Life Moments column
By Christine Bryant
Central Ohio lost a hero this past weekend.
While not everyone knew Braxton Long, many knew of him. His desire to help others was contagious, as was his sweet grin.
Known as “Super Braxton,” he collected Lego sets for children spending time over the holidays at Nationwide Children’s Hospital. What initially started as a single act of kindness grew into a Lego drive, collecting hundreds of boxes.
Braxton knew what it was like to spend extended time at a hospital. For the third time last year, he was diagnosed with Glioblastoma, an aggressive form of cancer that begins in the brain.
On July 24, Braxton lost his battle with cancer. He was 8.
My heart – along with the hearts of the central Ohio community, especially Reynoldsburg where he lived – broke upon hearing the news.
I didn’t know Braxton, but over the past year I’ve followed his story, admiring the poise and hope he carried during dark moments that no one, especially an 8-year-old, should have to endure.
Yet Braxton taught us all that even in the darkest moments comes light, and that helping others is simply the right thing to do.

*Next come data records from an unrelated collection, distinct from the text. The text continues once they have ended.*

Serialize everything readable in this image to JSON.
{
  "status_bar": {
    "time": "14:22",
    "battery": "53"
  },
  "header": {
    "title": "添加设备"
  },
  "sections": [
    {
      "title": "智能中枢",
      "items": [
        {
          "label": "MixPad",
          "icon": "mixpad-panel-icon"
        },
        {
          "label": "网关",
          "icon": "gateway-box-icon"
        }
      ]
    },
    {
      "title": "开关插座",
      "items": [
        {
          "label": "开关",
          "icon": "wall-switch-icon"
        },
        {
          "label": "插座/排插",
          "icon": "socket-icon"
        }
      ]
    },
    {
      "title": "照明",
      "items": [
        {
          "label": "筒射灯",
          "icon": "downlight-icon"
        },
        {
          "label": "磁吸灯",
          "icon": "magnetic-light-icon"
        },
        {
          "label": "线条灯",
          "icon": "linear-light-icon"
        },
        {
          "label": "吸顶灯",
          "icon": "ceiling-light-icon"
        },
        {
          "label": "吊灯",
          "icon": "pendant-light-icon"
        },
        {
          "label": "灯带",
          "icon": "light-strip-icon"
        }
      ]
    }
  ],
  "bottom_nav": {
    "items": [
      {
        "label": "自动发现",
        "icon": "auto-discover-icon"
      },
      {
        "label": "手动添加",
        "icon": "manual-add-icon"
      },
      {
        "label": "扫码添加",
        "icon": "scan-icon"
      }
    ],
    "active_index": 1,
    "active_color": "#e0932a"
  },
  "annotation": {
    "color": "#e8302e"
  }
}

At the end of last year, after hearing of Braxton’s desire to become a police officer, Pataskala Mayor Mike Compton swore him in as an honorary Pataskala police officer. He was handed his badge, T-shirt and bullet-proof vest, as officers from Reynoldsburg, Newark, Heath, Buckeye Lake and the State Highway Patrol watched and celebrated with him.
Afterward, Braxton sat in a Franklin County SWAT vehicle that was filled with hundreds of toys and Legos and began a trip to Nationwide Children’s Hospital, escorted by police cruisers, to deliver the gifts to patients.
He may have only been 8, but in those eight short years, he made a significant impact on the lives of others that most of us can only hope to do.
In honor of Braxton, the Leo Club at Reynoldsburg Schools’ Summit Campus will collect new Lego sets for patients at Nationwide Children’s Hospital during the Reynoldsburg Tomato Festival. Volunteers will be on hand to collect donations from 4 to 10 p.m. Aug. 18 and 10 a.m. to 10 p.m. Aug. 19 at Huber Park. Volunteers also will accept cash donations.
Leo Club is a nonprofit organization that hosts events throughout the year to raise awareness and money for Pediatric Cancer Research.
Central Ohio lost a hero this past week, yet his selflessness will live on in the hearts of the families he touched and central Ohio residents who will forever be inspired by his kindness.
Christine Bryant is a Messenger staff writer and columnist.